In a hybrid powertrain, engine is more of a supplementary source of energy. It is integrated with a motor in the package, with unique control architectures, sequenced power delivery, and importantly the ability to deliver higher efficiency. Achieving a lower carbon footprint by integrating the ICE is more of an experienced art than a science. The physics of each of these components are known separately, but in the hybrid powertrain, it is the finesse by which they are made to work in unison to deliver the desired cahier de charge is important in a vehicle design specification.
Due to traffic patterns and socio-techno pressures, the drivers’ demands have changed along with vehicle usages. They are visual & digital, impatient to get power with the least pedal input, look for a seamless cleaner vehicle that delivers fun driving. ICE can modulate and meet these driver expectations, real-time.
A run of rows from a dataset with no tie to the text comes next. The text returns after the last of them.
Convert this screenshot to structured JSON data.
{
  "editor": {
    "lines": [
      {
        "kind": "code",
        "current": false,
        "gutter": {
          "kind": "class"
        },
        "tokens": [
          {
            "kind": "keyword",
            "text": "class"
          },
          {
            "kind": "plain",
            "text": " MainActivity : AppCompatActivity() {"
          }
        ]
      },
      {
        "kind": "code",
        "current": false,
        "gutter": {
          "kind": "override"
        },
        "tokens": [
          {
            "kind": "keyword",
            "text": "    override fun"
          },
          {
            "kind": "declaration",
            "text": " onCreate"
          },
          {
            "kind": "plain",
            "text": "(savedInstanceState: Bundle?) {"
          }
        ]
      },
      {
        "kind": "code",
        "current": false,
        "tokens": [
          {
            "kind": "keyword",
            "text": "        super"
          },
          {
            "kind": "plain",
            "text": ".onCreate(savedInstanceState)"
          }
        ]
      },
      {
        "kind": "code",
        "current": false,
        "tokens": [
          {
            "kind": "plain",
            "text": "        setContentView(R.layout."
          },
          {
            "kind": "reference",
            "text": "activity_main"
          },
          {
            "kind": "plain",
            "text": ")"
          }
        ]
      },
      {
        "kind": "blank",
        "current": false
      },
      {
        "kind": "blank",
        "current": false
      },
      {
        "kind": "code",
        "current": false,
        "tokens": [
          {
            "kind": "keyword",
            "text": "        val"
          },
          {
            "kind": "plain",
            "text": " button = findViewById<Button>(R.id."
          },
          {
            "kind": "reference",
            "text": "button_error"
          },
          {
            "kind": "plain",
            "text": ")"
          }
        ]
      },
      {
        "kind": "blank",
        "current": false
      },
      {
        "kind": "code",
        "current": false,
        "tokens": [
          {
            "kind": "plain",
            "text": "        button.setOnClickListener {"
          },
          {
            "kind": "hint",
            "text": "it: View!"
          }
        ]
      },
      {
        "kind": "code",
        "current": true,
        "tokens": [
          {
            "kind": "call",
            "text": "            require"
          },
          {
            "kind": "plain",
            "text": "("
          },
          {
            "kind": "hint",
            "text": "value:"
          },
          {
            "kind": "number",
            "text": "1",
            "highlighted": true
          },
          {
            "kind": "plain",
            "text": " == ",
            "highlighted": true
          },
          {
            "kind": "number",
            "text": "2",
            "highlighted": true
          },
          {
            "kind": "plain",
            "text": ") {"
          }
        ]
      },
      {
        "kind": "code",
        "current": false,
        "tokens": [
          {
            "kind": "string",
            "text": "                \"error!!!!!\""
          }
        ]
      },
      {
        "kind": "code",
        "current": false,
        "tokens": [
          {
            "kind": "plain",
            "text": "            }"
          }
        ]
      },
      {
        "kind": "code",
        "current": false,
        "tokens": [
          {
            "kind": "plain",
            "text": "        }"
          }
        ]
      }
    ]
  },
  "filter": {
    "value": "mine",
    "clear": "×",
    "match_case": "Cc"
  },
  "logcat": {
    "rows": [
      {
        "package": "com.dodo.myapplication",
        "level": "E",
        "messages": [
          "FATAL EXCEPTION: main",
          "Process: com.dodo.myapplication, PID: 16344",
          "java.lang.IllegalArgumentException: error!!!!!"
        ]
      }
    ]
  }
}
The latest trend in data analytics is to be able to map such and other driver behaviours with their demands in different settings to match the ICE power delivery in a conventional or hybrid vehicle. There are technology demonstrators of virtual power delivery to change the output of an engine especially in robotized endurance vehicle testing and systems developments. This ability to increase or decrease power virtually in an engine will be a paradigm shift in ICE development, speed to market, manufacturing costs and navigating the carbon footprints in a variety of sustainable transportation models of the mobility industry. ICE is the one-off that can do it all.